How Your Furnace Works
First, understanding how your heating system works can help you troubleshoot when it isn’t working. The most common type of system is a ducted warm-air or forced-air system. When you set the thermostat to a specific temperature, it sends a signal to the furnace that tells it to turn on. The furnace heats the air and circulates it by means of a series of ducts and vents throughout your home.
Quick Tips for Heater Issues
- Check thermostat. Be sure the thermostat is set properly to “Heat” and the fan is set to “On” or “Auto.” Then try raising the set temperature 5 degrees and waiting a few minutes.
- Check forced-air entry points. Be sure the registers, grilles, and air returns that move air throughout your house are not blocked. Make sure heating register dampers are open.
- Check the air filter. A dirty filter can reduce efficiency, causing your system to work harder than necessary.
You’ll find more details below to help you troubleshoot each of these three steps. If, after following these steps, your heating system still does not work, contact a furnace repair professional to check out your system.
Check the Thermostat
Start by checking your thermostat. Your thermostat controls when the heater turns on and off, so if your thermostat isn’t working correctly, your heater won’t either.
If your thermostat has no power or is unresponsive, check the circuit breaker on your home’s electrical panel. If you see a circuit breaker out of alignment, turn it off, then back on. (It should be aligned with the rest of the breakers.)
Some thermostats uses batteries or have them as a backup for when the power goes out. If the batteries are dead or low, this could cause problems. Try replacing the batteries. Most thermostats that use batteries will have a low battery indicator to let you know when it’s time to change them.
Next, check to see if someone accidentally turned off the thermostat or set it to “Cool” or “Fan” instead of “Heat.” Alternatively, it may be set to “On” instead of “Auto.” Once you’re sure the settings are correct, raise the set temperature 5 degrees and wait a few minutes.
If you have a mechanical thermostat, it will have a small lever that changes the temperature. Dust and other particles can cause issues with this type of thermostat. Remove the cover and clean the thermostat with a soft brush or compressed air.
Check Your Vents, Registers, and Grilles
Central heating works by blowing heated air through the system of ducts in your home. The ducts deliver warm air to rooms through either registers, which have adjustable dampers to control airflow, or grilles, which don’t have dampers. Your home’s central heating system will also have one or more air returns, which pulls air back into the system to warm and recirculate it again.
Furniture or other items such as curtains can block the air return vents that pull air into your heating system or the registers and grilles where air flows back into your home. Check the registers to ensure that the dampers that control the airflow are open all the way.
Check Your HVAC System’s Air Filter
If your air filter is clogged and needs to be replaced, your system may not produce enough heat. A clogged filter can reduce airflow and reduce the amount of warm air flowing through your system. It can also make your heating system work harder than necessary. Not sure how to change the filter in your HVAC system? It’s three simple steps:
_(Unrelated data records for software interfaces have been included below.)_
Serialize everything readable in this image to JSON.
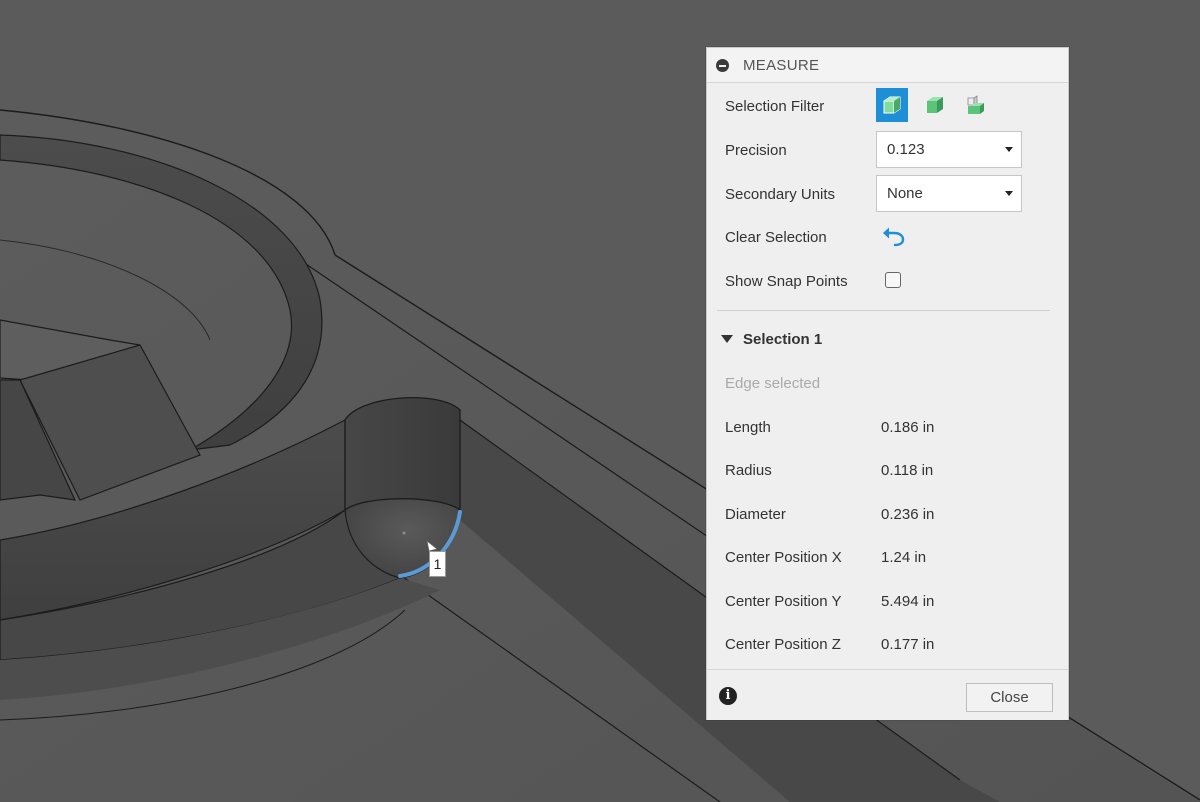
{
  "viewport": {
    "marker_label": "1"
  },
  "panel": {
    "title": "MEASURE",
    "selection_filter": {
      "label": "Selection Filter",
      "buttons": [
        {
          "icon": "body-filter-icon",
          "active": true
        },
        {
          "icon": "face-filter-icon",
          "active": false
        },
        {
          "icon": "component-filter-icon",
          "active": false
        }
      ]
    },
    "precision": {
      "label": "Precision",
      "value": "0.123"
    },
    "secondary_units": {
      "label": "Secondary Units",
      "value": "None"
    },
    "clear_selection": {
      "label": "Clear Selection",
      "icon": "undo-arrow-icon"
    },
    "show_snap_points": {
      "label": "Show Snap Points",
      "checked": false
    },
    "selection": {
      "title": "Selection 1",
      "status": "Edge selected",
      "rows": [
        {
          "label": "Length",
          "value": "0.186 in"
        },
        {
          "label": "Radius",
          "value": "0.118 in"
        },
        {
          "label": "Diameter",
          "value": "0.236 in"
        },
        {
          "label": "Center Position X",
          "value": "1.24 in"
        },
        {
          "label": "Center Position Y",
          "value": "5.494 in"
        },
        {
          "label": "Center Position Z",
          "value": "0.177 in"
        }
      ]
    },
    "footer": {
      "info_icon": "info-icon",
      "close_label": "Close"
    }
  },
  "colors": {
    "accent": "#1e8fd6",
    "cube_green": "#5ac47a",
    "selected_edge": "#5b9bd5",
    "viewport_bg": "#595959"
  }
}
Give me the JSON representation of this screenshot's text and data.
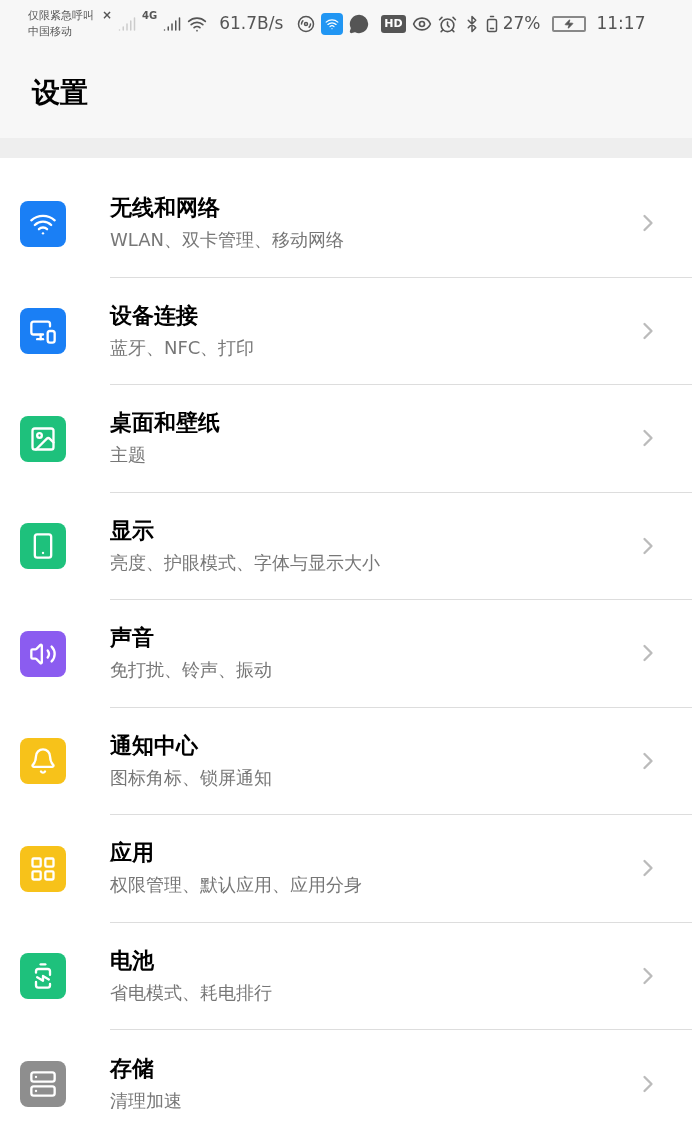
{
  "status_bar": {
    "carrier_lines": [
      "仅限紧急呼叫",
      "中国移动"
    ],
    "sim1_mark": "×",
    "network_type": "4G",
    "speed": "61.7B/s",
    "hd_badge": "HD",
    "battery_percent": "27%",
    "time": "11:17"
  },
  "header": {
    "title": "设置"
  },
  "settings": [
    {
      "color": "#1a7ff5",
      "title": "无线和网络",
      "subtitle": "WLAN、双卡管理、移动网络"
    },
    {
      "color": "#1a7ff5",
      "title": "设备连接",
      "subtitle": "蓝牙、NFC、打印"
    },
    {
      "color": "#1ec17c",
      "title": "桌面和壁纸",
      "subtitle": "主题"
    },
    {
      "color": "#1ec17c",
      "title": "显示",
      "subtitle": "亮度、护眼模式、字体与显示大小"
    },
    {
      "color": "#8b5cf0",
      "title": "声音",
      "subtitle": "免打扰、铃声、振动"
    },
    {
      "color": "#f7c21a",
      "title": "通知中心",
      "subtitle": "图标角标、锁屏通知"
    },
    {
      "color": "#f7c21a",
      "title": "应用",
      "subtitle": "权限管理、默认应用、应用分身"
    },
    {
      "color": "#1ec17c",
      "title": "电池",
      "subtitle": "省电模式、耗电排行"
    },
    {
      "color": "#8e8e8e",
      "title": "存储",
      "subtitle": "清理加速"
    }
  ]
}
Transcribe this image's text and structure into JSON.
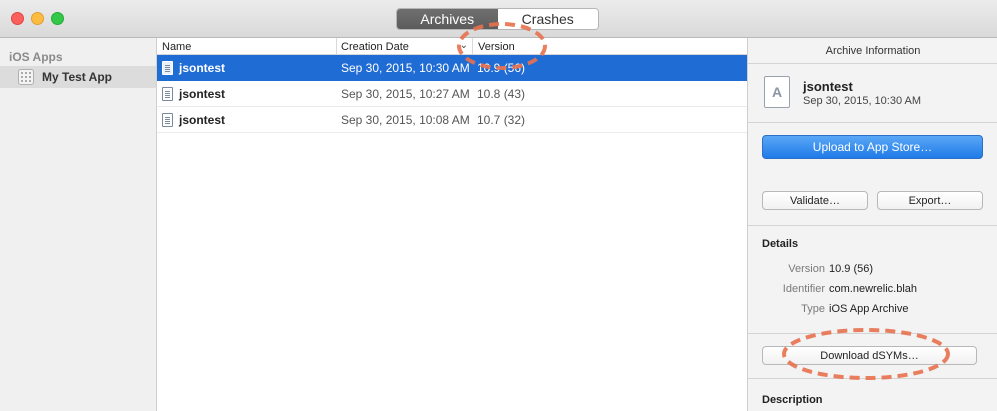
{
  "toolbar": {
    "tabs": [
      {
        "label": "Archives",
        "active": true
      },
      {
        "label": "Crashes",
        "active": false
      }
    ]
  },
  "sidebar": {
    "section_label": "iOS Apps",
    "items": [
      {
        "label": "My Test App",
        "icon": "app-icon",
        "selected": true
      }
    ]
  },
  "table": {
    "columns": [
      {
        "label": "Name"
      },
      {
        "label": "Creation Date",
        "sorted": "descending"
      },
      {
        "label": "Version"
      }
    ],
    "rows": [
      {
        "name": "jsontest",
        "date": "Sep 30, 2015, 10:30 AM",
        "version": "10.9 (56)",
        "selected": true
      },
      {
        "name": "jsontest",
        "date": "Sep 30, 2015, 10:27 AM",
        "version": "10.8 (43)",
        "selected": false
      },
      {
        "name": "jsontest",
        "date": "Sep 30, 2015, 10:08 AM",
        "version": "10.7 (32)",
        "selected": false
      }
    ]
  },
  "inspector": {
    "title": "Archive Information",
    "archive_name": "jsontest",
    "archive_date": "Sep 30, 2015, 10:30 AM",
    "upload_label": "Upload to App Store…",
    "validate_label": "Validate…",
    "export_label": "Export…",
    "details_title": "Details",
    "details": {
      "version_key": "Version",
      "version_value": "10.9 (56)",
      "identifier_key": "Identifier",
      "identifier_value": "com.newrelic.blah",
      "type_key": "Type",
      "type_value": "iOS App Archive"
    },
    "dsyms_label": "Download dSYMs…",
    "description_title": "Description"
  },
  "colors": {
    "selection": "#1f6cd4",
    "primary_button": "#1f7be8",
    "annotation": "#e8714f"
  }
}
- Locate the filter. Your filter is usually on a compartment adjacent to your furnace or air conditioner, or behind a ceiling or wall-mounted air return grille.
- Check the filter. If it’s coated with a layer of dust and you can’t clearly see the material, it’s probably time to replace the filter.
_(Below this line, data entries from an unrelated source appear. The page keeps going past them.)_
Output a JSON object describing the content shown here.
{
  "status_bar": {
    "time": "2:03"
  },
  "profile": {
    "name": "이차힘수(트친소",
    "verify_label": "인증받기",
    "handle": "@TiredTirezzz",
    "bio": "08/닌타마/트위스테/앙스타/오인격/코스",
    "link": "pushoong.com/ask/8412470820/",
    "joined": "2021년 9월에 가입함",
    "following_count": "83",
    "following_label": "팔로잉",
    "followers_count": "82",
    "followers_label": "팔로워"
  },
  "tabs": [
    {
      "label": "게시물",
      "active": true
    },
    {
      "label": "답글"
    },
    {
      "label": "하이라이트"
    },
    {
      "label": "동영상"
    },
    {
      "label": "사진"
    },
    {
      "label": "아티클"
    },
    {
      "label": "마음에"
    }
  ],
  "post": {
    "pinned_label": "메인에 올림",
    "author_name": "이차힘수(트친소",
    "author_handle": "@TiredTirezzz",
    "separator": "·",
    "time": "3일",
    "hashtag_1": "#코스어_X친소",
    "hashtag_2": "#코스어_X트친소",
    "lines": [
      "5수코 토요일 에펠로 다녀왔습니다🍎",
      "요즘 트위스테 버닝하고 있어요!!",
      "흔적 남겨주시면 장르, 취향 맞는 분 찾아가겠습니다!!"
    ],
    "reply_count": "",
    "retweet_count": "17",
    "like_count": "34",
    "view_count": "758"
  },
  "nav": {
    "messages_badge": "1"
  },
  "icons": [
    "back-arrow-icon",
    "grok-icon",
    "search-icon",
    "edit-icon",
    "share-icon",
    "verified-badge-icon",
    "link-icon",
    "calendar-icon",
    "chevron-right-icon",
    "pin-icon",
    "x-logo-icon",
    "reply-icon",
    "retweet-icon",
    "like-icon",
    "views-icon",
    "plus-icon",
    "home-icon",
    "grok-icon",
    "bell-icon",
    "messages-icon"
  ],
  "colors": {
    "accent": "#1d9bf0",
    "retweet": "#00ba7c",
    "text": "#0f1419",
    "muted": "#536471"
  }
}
- Replace filter if needed. Look along the edge of the filter—typically, you’ll find its dimensions listed there.
Most standard filters last about three months, but this can vary depending on how much you use your system. If you have a large home, have pets, live in a dusty or polluted area, or smoke, you many need to change your air filter more often.
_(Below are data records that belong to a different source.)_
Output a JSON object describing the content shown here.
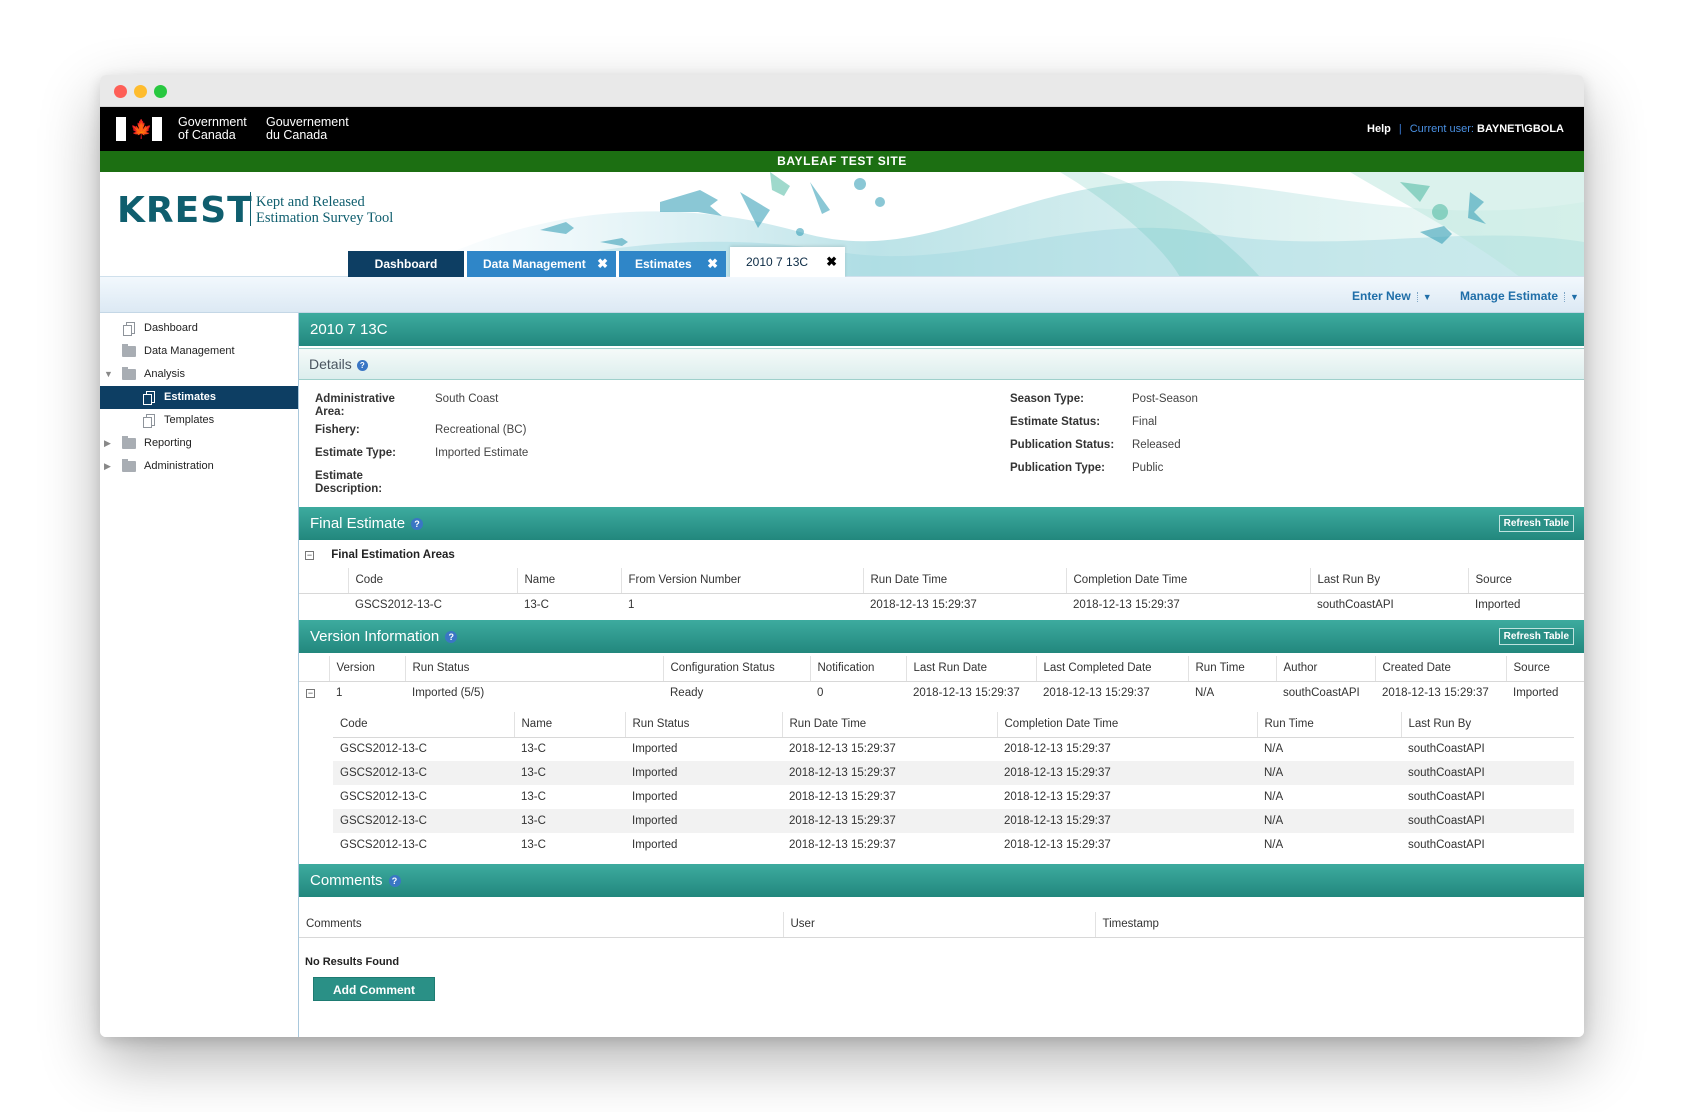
{
  "window_controls": {
    "close": "close",
    "minimize": "minimize",
    "zoom": "zoom"
  },
  "gov": {
    "name_en_1": "Government",
    "name_en_2": "of Canada",
    "name_fr_1": "Gouvernement",
    "name_fr_2": "du Canada",
    "help": "Help",
    "current_user_label": "Current user:",
    "current_user": "BAYNET\\GBOLA"
  },
  "site_name": "BAYLEAF TEST SITE",
  "app": {
    "logo": "KREST",
    "subtitle_1": "Kept and Released",
    "subtitle_2": "Estimation Survey Tool"
  },
  "tabs": [
    {
      "label": "Dashboard"
    },
    {
      "label": "Data Management"
    },
    {
      "label": "Estimates"
    },
    {
      "label": "2010 7 13C"
    }
  ],
  "toolbar": {
    "enter_new": "Enter New",
    "manage_estimate": "Manage Estimate"
  },
  "sidebar": {
    "items": [
      {
        "label": "Dashboard"
      },
      {
        "label": "Data Management"
      },
      {
        "label": "Analysis"
      },
      {
        "label": "Estimates"
      },
      {
        "label": "Templates"
      },
      {
        "label": "Reporting"
      },
      {
        "label": "Administration"
      }
    ]
  },
  "estimate": {
    "title": "2010 7 13C",
    "details_label": "Details",
    "fields_left": [
      {
        "key": "Administrative Area:",
        "value": "South Coast"
      },
      {
        "key": "Fishery:",
        "value": "Recreational (BC)"
      },
      {
        "key": "Estimate Type:",
        "value": "Imported Estimate"
      },
      {
        "key": "Estimate Description:",
        "value": ""
      }
    ],
    "fields_right": [
      {
        "key": "Season Type:",
        "value": "Post-Season"
      },
      {
        "key": "Estimate Status:",
        "value": "Final"
      },
      {
        "key": "Publication Status:",
        "value": "Released"
      },
      {
        "key": "Publication Type:",
        "value": "Public"
      }
    ]
  },
  "final_estimate": {
    "title": "Final Estimate",
    "refresh": "Refresh Table",
    "group_label": "Final Estimation Areas",
    "columns": [
      "Code",
      "Name",
      "From Version Number",
      "Run Date Time",
      "Completion Date Time",
      "Last Run By",
      "Source"
    ],
    "rows": [
      [
        "GSCS2012-13-C",
        "13-C",
        "1",
        "2018-12-13 15:29:37",
        "2018-12-13 15:29:37",
        "southCoastAPI",
        "Imported"
      ]
    ]
  },
  "version_info": {
    "title": "Version Information",
    "refresh": "Refresh Table",
    "columns": [
      "Version",
      "Run Status",
      "Configuration Status",
      "Notification",
      "Last Run Date",
      "Last Completed Date",
      "Run Time",
      "Author",
      "Created Date",
      "Source"
    ],
    "row": [
      "1",
      "Imported (5/5)",
      "Ready",
      "0",
      "2018-12-13 15:29:37",
      "2018-12-13 15:29:37",
      "N/A",
      "southCoastAPI",
      "2018-12-13 15:29:37",
      "Imported"
    ],
    "sub_columns": [
      "Code",
      "Name",
      "Run Status",
      "Run Date Time",
      "Completion Date Time",
      "Run Time",
      "Last Run By"
    ],
    "sub_rows": [
      [
        "GSCS2012-13-C",
        "13-C",
        "Imported",
        "2018-12-13 15:29:37",
        "2018-12-13 15:29:37",
        "N/A",
        "southCoastAPI"
      ],
      [
        "GSCS2012-13-C",
        "13-C",
        "Imported",
        "2018-12-13 15:29:37",
        "2018-12-13 15:29:37",
        "N/A",
        "southCoastAPI"
      ],
      [
        "GSCS2012-13-C",
        "13-C",
        "Imported",
        "2018-12-13 15:29:37",
        "2018-12-13 15:29:37",
        "N/A",
        "southCoastAPI"
      ],
      [
        "GSCS2012-13-C",
        "13-C",
        "Imported",
        "2018-12-13 15:29:37",
        "2018-12-13 15:29:37",
        "N/A",
        "southCoastAPI"
      ],
      [
        "GSCS2012-13-C",
        "13-C",
        "Imported",
        "2018-12-13 15:29:37",
        "2018-12-13 15:29:37",
        "N/A",
        "southCoastAPI"
      ]
    ]
  },
  "comments": {
    "title": "Comments",
    "columns": [
      "Comments",
      "User",
      "Timestamp"
    ],
    "empty": "No Results Found",
    "add_button": "Add Comment"
  },
  "colors": {
    "gov_bar": "#000000",
    "site_bar": "#1c6f12",
    "navy": "#0d3e63",
    "tab_blue": "#2f86c8",
    "teal": "#2a9086",
    "logo": "#0f5e6e"
  }
}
If Your Heating System Still Isn’t Working
If after trying these tips, you’re still having heater issues, it’s probably time to call an HVAC professional. If you have a First American Home Warranty, your central heating system is just one of the many covered home systems and appliances. You can sign in or call us at 800.992.3400 to request service 24 hours a day, 365 days a year. We’ll assign a prescreened repair technician to diagnose and fix the problem.